**Assigned task**
The entries below must be repeated exactly. None may be skipped.

**Exercise data**

*** Begin section ***

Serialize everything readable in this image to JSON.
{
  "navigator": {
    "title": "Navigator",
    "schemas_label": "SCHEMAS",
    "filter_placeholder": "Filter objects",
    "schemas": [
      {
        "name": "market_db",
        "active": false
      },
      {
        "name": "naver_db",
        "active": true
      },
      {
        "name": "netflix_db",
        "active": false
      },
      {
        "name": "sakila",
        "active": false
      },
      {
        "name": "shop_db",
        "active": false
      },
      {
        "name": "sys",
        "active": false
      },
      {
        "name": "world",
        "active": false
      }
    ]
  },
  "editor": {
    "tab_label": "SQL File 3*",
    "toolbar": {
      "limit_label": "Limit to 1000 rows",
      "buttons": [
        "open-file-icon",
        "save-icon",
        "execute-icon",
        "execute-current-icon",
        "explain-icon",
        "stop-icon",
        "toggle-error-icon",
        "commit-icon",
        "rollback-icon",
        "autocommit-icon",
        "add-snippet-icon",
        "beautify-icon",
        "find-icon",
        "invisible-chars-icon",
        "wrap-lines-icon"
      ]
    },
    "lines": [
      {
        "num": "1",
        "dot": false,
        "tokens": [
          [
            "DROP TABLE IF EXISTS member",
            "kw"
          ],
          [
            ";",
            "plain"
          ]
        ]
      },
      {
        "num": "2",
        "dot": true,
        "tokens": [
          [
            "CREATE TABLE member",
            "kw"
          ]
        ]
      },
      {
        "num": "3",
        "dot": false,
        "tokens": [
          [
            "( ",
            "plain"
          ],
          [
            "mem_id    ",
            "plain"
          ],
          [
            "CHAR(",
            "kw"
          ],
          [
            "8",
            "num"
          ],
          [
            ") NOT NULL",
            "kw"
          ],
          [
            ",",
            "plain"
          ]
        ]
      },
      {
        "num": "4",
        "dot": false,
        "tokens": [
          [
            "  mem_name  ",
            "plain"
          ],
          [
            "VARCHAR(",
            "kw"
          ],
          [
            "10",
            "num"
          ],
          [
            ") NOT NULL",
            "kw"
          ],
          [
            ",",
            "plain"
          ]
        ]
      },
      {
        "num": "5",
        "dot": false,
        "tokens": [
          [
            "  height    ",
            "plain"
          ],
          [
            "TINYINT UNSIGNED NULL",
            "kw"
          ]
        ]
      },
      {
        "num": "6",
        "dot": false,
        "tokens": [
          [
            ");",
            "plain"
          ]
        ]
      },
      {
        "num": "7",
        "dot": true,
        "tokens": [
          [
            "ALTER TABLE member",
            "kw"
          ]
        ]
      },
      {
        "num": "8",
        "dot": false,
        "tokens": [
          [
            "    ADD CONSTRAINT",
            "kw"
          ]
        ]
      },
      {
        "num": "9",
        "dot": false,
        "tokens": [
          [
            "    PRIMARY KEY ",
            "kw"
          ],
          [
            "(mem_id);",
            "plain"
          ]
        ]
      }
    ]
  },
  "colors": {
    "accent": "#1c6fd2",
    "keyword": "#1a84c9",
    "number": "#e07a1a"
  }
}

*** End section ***

**Solution to this exercise**
Serialize everything readable in this image to JSON.
{
  "navigator": {
    "title": "Navigator",
    "schemas_label": "SCHEMAS",
    "filter_placeholder": "Filter objects",
    "schemas": [
      {
        "name": "market_db",
        "active": false
      },
      {
        "name": "naver_db",
        "active": true
      },
      {
        "name": "netflix_db",
        "active": false
      },
      {
        "name": "sakila",
        "active": false
      },
      {
        "name": "shop_db",
        "active": false
      },
      {
        "name": "sys",
        "active": false
      },
      {
        "name": "world",
        "active": false
      }
    ]
  },
  "editor": {
    "tab_label": "SQL File 3*",
    "toolbar": {
      "limit_label": "Limit to 1000 rows",
      "buttons": [
        "open-file-icon",
        "save-icon",
        "execute-icon",
        "execute-current-icon",
        "explain-icon",
        "stop-icon",
        "toggle-error-icon",
        "commit-icon",
        "rollback-icon",
        "autocommit-icon",
        "add-snippet-icon",
        "beautify-icon",
        "find-icon",
        "invisible-chars-icon",
        "wrap-lines-icon"
      ]
    },
    "lines": [
      {
        "num": "1",
        "dot": false,
        "tokens": [
          [
            "DROP TABLE IF EXISTS member",
            "kw"
          ],
          [
            ";",
            "plain"
          ]
        ]
      },
      {
        "num": "2",
        "dot": true,
        "tokens": [
          [
            "CREATE TABLE member",
            "kw"
          ]
        ]
      },
      {
        "num": "3",
        "dot": false,
        "tokens": [
          [
            "( ",
            "plain"
          ],
          [
            "mem_id    ",
            "plain"
          ],
          [
            "CHAR(",
            "kw"
          ],
          [
            "8",
            "num"
          ],
          [
            ") NOT NULL",
            "kw"
          ],
          [
            ",",
            "plain"
          ]
        ]
      },
      {
        "num": "4",
        "dot": false,
        "tokens": [
          [
            "  mem_name  ",
            "plain"
          ],
          [
            "VARCHAR(",
            "kw"
          ],
          [
            "10",
            "num"
          ],
          [
            ") NOT NULL",
            "kw"
          ],
          [
            ",",
            "plain"
          ]
        ]
      },
      {
        "num": "5",
        "dot": false,
        "tokens": [
          [
            "  height    ",
            "plain"
          ],
          [
            "TINYINT UNSIGNED NULL",
            "kw"
          ]
        ]
      },
      {
        "num": "6",
        "dot": false,
        "tokens": [
          [
            ");",
            "plain"
          ]
        ]
      },
      {
        "num": "7",
        "dot": true,
        "tokens": [
          [
            "ALTER TABLE member",
            "kw"
          ]
        ]
      },
      {
        "num": "8",
        "dot": false,
        "tokens": [
          [
            "    ADD CONSTRAINT",
            "kw"
          ]
        ]
      },
      {
        "num": "9",
        "dot": false,
        "tokens": [
          [
            "    PRIMARY KEY ",
            "kw"
          ],
          [
            "(mem_id);",
            "plain"
          ]
        ]
      }
    ]
  },
  "colors": {
    "accent": "#1c6fd2",
    "keyword": "#1a84c9",
    "number": "#e07a1a"
  }
}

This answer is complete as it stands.